Work request:
Search the records for lines that contain the word "color". Copy them all.

Data for this task:
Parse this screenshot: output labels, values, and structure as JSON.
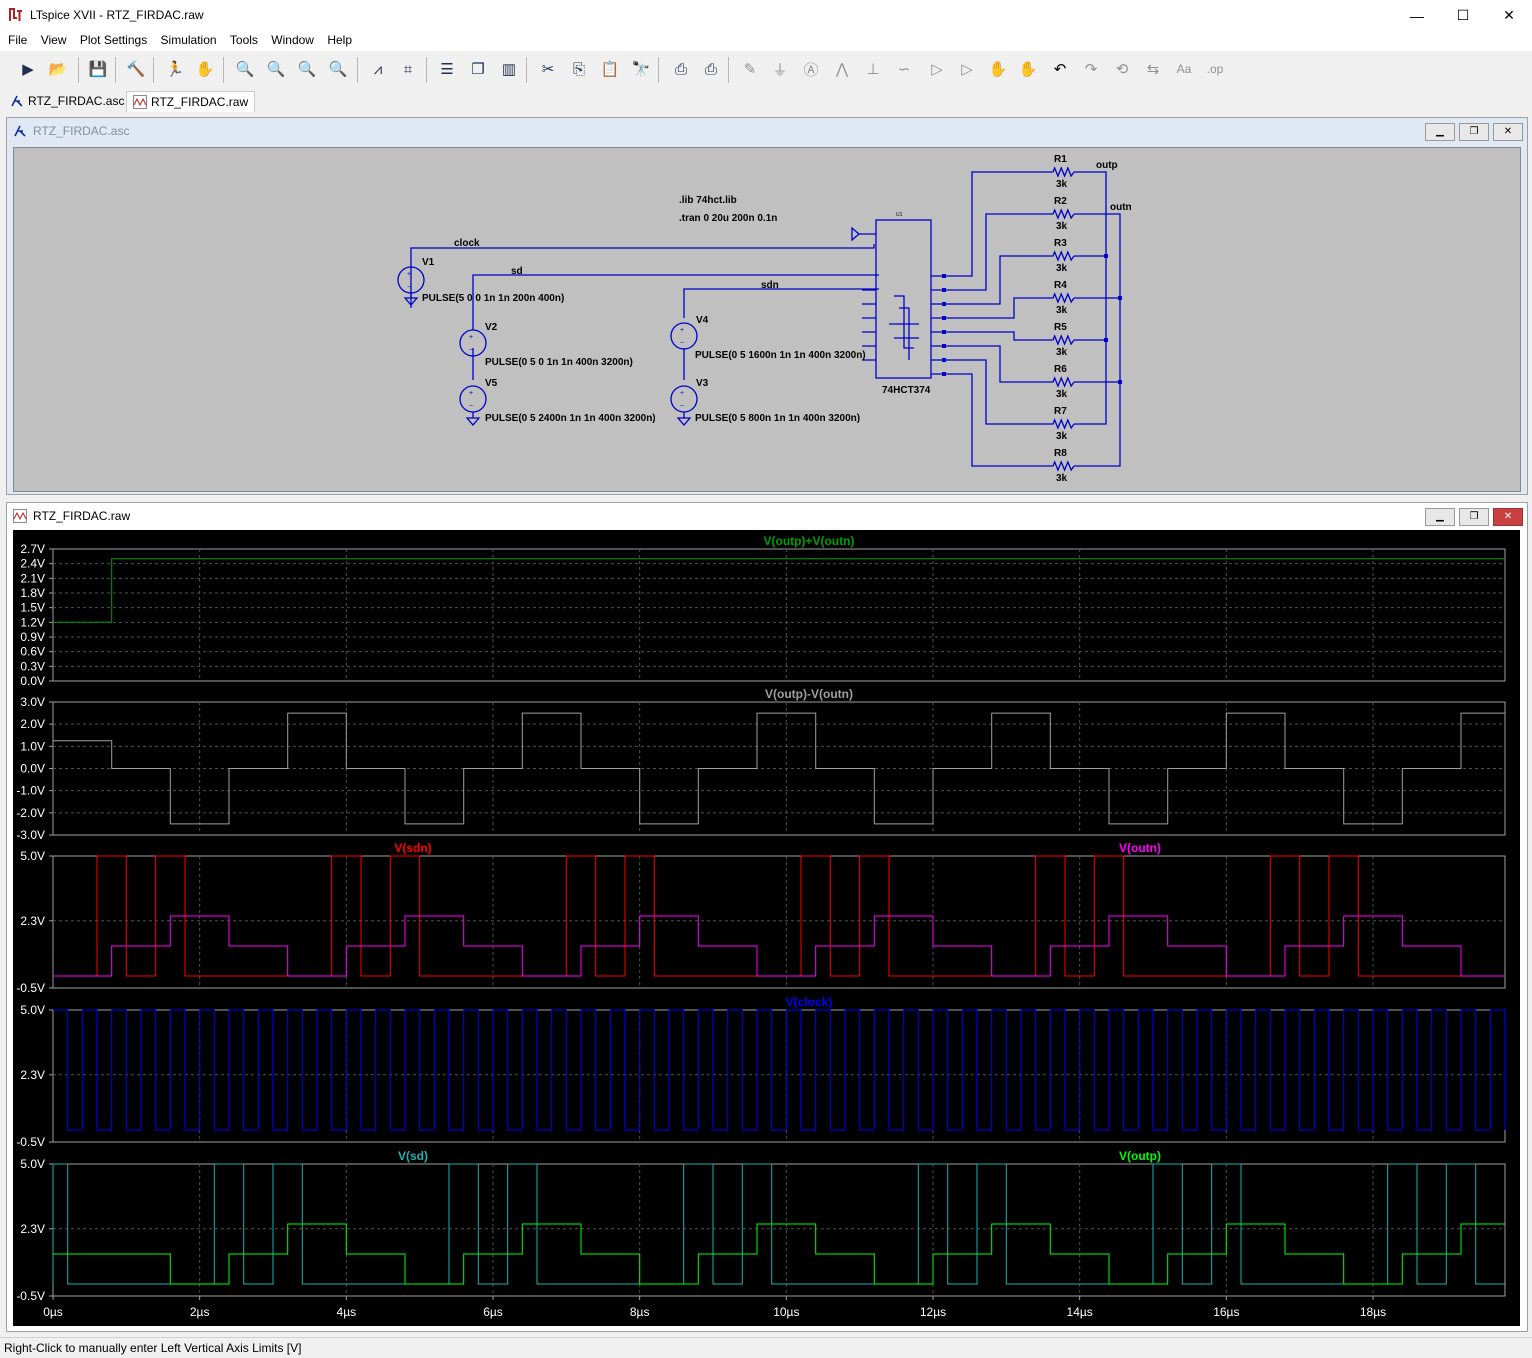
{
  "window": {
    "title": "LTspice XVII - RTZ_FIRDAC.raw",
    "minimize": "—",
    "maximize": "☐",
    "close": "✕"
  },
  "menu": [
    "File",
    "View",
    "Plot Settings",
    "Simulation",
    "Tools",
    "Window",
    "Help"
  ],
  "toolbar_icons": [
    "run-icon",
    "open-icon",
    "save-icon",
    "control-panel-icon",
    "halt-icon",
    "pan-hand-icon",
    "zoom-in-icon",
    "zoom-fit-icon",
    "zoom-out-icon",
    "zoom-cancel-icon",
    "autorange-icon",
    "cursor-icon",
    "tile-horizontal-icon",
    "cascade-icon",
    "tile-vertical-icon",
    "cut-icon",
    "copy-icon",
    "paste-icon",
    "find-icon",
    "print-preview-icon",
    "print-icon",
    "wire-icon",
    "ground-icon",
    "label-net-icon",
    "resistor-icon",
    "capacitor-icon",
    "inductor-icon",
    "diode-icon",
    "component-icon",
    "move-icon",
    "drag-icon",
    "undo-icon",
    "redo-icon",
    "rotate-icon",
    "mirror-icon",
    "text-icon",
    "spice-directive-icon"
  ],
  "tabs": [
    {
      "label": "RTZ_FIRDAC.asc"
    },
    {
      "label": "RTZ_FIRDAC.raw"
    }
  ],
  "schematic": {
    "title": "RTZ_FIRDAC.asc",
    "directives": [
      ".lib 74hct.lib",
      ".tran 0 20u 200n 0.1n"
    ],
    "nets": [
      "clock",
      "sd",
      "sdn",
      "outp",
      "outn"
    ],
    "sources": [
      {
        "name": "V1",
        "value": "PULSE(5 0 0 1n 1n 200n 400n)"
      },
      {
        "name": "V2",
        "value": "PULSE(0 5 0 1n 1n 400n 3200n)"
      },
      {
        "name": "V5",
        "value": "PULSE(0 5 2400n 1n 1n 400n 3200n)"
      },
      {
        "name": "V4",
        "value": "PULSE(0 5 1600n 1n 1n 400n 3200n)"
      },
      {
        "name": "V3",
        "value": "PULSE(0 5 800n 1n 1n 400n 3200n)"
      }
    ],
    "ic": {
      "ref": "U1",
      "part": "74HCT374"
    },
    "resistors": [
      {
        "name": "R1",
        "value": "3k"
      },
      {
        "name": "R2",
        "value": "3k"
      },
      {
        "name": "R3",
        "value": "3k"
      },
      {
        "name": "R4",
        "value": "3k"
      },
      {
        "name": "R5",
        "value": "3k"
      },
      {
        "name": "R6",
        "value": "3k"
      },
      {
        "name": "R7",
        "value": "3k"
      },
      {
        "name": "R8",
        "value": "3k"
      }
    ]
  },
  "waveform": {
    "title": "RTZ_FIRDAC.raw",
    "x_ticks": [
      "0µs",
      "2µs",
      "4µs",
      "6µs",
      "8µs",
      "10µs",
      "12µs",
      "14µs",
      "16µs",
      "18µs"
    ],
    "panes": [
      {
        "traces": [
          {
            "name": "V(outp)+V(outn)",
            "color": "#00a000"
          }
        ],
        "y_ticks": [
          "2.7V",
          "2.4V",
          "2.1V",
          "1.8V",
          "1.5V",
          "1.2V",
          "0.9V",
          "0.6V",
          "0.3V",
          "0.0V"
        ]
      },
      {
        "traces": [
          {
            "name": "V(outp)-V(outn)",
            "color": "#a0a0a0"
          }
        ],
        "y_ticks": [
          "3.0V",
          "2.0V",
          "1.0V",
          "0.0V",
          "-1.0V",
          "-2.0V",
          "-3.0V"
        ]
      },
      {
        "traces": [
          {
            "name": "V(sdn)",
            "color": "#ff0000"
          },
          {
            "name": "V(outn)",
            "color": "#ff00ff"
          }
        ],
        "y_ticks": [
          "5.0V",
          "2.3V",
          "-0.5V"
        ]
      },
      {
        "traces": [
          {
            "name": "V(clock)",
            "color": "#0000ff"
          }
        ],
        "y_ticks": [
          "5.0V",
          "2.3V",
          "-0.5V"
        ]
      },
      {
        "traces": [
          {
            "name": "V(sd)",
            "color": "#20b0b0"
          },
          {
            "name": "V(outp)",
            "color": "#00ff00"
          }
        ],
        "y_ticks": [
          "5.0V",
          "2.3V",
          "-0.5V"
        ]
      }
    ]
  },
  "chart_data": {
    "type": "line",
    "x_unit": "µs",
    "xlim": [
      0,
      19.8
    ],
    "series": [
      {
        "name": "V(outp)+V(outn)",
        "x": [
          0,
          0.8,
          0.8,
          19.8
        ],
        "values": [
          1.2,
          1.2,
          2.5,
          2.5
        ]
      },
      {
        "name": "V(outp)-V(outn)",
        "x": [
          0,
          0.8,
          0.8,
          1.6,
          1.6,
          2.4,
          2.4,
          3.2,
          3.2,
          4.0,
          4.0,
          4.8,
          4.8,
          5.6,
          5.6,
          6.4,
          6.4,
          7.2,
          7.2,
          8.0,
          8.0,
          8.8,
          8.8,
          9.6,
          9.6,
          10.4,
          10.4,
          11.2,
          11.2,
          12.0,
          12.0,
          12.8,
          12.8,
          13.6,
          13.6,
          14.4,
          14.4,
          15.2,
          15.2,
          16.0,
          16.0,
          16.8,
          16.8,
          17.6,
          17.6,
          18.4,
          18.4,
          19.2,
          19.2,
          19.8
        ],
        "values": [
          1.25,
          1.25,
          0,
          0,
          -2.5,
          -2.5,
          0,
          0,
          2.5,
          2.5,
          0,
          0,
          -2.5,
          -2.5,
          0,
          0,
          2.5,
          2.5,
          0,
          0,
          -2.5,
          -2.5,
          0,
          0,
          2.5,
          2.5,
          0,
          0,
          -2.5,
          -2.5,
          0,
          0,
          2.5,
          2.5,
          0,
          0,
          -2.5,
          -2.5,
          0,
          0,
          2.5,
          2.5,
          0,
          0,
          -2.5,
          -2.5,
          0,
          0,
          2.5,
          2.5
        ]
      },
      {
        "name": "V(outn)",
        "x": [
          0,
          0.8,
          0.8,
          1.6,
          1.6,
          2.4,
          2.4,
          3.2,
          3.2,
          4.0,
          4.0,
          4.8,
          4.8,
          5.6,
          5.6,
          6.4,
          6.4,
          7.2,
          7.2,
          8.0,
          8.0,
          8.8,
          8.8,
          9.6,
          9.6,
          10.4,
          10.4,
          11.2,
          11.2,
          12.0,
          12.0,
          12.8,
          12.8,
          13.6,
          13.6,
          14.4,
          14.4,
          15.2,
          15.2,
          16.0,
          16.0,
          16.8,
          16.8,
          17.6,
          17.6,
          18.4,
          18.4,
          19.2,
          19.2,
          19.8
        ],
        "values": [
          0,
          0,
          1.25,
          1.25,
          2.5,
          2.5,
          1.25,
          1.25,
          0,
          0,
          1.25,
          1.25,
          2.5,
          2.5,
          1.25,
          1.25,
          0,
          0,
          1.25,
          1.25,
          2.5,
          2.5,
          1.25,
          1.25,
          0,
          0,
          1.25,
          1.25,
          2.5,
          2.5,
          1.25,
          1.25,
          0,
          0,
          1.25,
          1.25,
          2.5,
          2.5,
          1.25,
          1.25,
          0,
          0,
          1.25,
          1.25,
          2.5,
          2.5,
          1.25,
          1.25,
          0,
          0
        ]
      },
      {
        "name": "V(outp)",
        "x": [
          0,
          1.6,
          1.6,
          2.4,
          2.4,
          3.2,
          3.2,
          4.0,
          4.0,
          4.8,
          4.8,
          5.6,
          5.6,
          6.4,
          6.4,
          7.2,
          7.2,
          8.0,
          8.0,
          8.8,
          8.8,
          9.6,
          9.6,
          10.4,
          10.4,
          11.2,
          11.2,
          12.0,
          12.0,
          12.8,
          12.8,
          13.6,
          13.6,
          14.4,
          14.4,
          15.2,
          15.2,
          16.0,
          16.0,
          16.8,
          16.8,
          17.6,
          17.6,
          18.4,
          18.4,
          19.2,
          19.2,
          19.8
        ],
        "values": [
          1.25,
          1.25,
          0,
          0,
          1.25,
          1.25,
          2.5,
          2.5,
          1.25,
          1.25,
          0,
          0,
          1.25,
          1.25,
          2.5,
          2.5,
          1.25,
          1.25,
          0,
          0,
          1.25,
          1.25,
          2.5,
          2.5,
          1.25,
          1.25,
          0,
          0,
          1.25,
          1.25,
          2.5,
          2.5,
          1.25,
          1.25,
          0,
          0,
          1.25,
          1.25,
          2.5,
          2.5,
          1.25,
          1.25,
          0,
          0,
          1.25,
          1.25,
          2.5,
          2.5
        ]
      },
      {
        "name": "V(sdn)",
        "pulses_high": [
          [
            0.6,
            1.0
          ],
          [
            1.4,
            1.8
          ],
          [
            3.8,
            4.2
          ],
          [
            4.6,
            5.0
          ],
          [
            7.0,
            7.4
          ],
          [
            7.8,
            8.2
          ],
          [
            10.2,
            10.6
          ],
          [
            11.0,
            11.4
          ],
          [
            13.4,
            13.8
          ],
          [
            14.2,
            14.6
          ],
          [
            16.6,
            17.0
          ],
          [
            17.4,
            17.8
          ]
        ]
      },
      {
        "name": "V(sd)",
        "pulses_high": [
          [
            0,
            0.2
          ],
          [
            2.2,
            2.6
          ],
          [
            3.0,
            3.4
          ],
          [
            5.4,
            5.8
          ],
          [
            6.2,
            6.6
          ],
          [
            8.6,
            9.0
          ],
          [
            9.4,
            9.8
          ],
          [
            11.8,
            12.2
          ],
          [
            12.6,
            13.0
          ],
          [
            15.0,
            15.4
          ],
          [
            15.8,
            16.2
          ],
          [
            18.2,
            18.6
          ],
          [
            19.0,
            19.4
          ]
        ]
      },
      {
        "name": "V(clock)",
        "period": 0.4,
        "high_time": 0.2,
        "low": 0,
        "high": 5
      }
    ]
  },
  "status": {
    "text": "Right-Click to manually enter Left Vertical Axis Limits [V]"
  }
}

Task answer:
            "color": "#00a000"
            "color": "#a0a0a0"
            "color": "#ff0000"
            "color": "#ff00ff"
            "color": "#0000ff"
            "color": "#20b0b0"
            "color": "#00ff00"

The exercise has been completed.